Harvard T.H. Chan School of Public Health, Department of Environmental Health, Environmental and Occupational Medicine and Epidemiology (EOME), Boston, MA, USA.
Keimyung University, College of Medicine, Department of Preventive Medicine, Daegu, Korea.
Cyprus University of Technology, School of Health Sciences, Cyprus International Institute for Environmental and Public Health in association with Harvard School of Public Health, Limassol, Cyprus.
The Biostatistics Center, The George Washington University, Rockville, MD, USA.
Cambridge Health Alliance, Employee & Industrial Medicine, Cambridge, MA, USA.
Objective: A systematic literature review and meta-analysis was conducted on the association between firefighting and cancer. Methods: A comprehensive literature search of databases including Medline, EMBASE, Biosis, NIOSHTIC2, Web of Science, Cancerlit, and HealthStar, for the period between 1966 to January 2007, was conducted. We also retrieved additional studies by manual searching. Results: A total of 49 studies were included in the meta-analysis. We found statistically significant associations between firefighting and cancers of bladder, brain and CNS, and colorectal cancers, consistent with several previous risk estimates. We also found statistically significant associations of firefighting with non-Hodgkin’s lymphoma, skin melanoma, prostate, and testicular cancer. For kidney, Hodgkin’s lymphoma, leukemia, lymphosarcoma and reticulosarcoma, multiple myeloma, and pancreatic cancer, we found some statistically significant but less consistent results.
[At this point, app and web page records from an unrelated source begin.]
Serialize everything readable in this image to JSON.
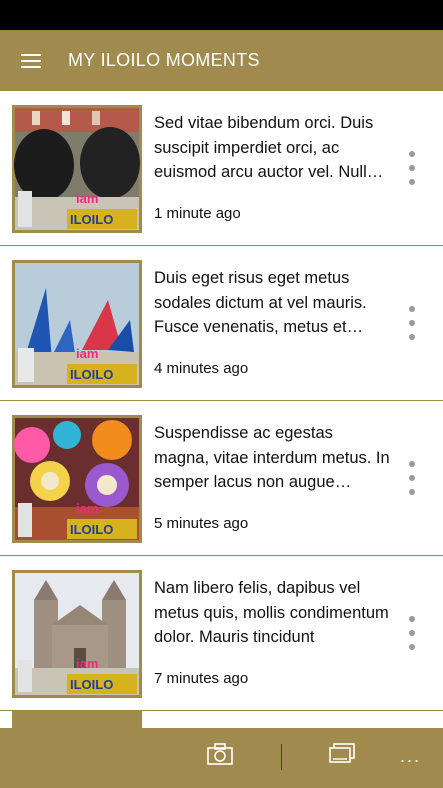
{
  "header": {
    "title": "MY ILOILO MOMENTS"
  },
  "items": [
    {
      "text": "Sed vitae bibendum orci. Duis suscipit imperdiet orci, ac euismod arcu auctor vel. Nullam pretium",
      "time": "1 minute ago",
      "theme": "bulls",
      "logo": "iam ILOILO"
    },
    {
      "text": "Duis eget risus eget metus sodales dictum at vel mauris. Fusce venenatis, metus et ultricies porta",
      "time": "4 minutes ago",
      "theme": "sails",
      "logo": "iam ILOILO"
    },
    {
      "text": "Suspendisse ac egestas magna, vitae interdum metus. In semper lacus non augue vulputate",
      "time": "5 minutes ago",
      "theme": "masks",
      "logo": "iam ILOILO"
    },
    {
      "text": "Nam libero felis, dapibus vel metus quis, mollis condimentum dolor. Mauris tincidunt",
      "time": "7 minutes ago",
      "theme": "church",
      "logo": "iam ILOILO"
    }
  ],
  "bottom_bar": {
    "camera_icon": "camera-icon",
    "gallery_icon": "gallery-icon",
    "more_label": "..."
  },
  "colors": {
    "accent": "#a08a4e"
  }
}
For all other cancers evaluated (esophageal, laryngeal, oral and pharyngeal, liver and gallbladder, lung, lymphatic and hematopoietic, non-melanoma skin cancer, stomach, and urinary cancer) we did not find any statistically significant associations. Conclusions: Although our meta-analysis showed statistically significant increased risks of either cancer incidence or mortality of certain cancers in association with firefighting, a number of important limitations of the underlying studies exist, which, precluded our ability to arrive at definitive conclusions regarding causation.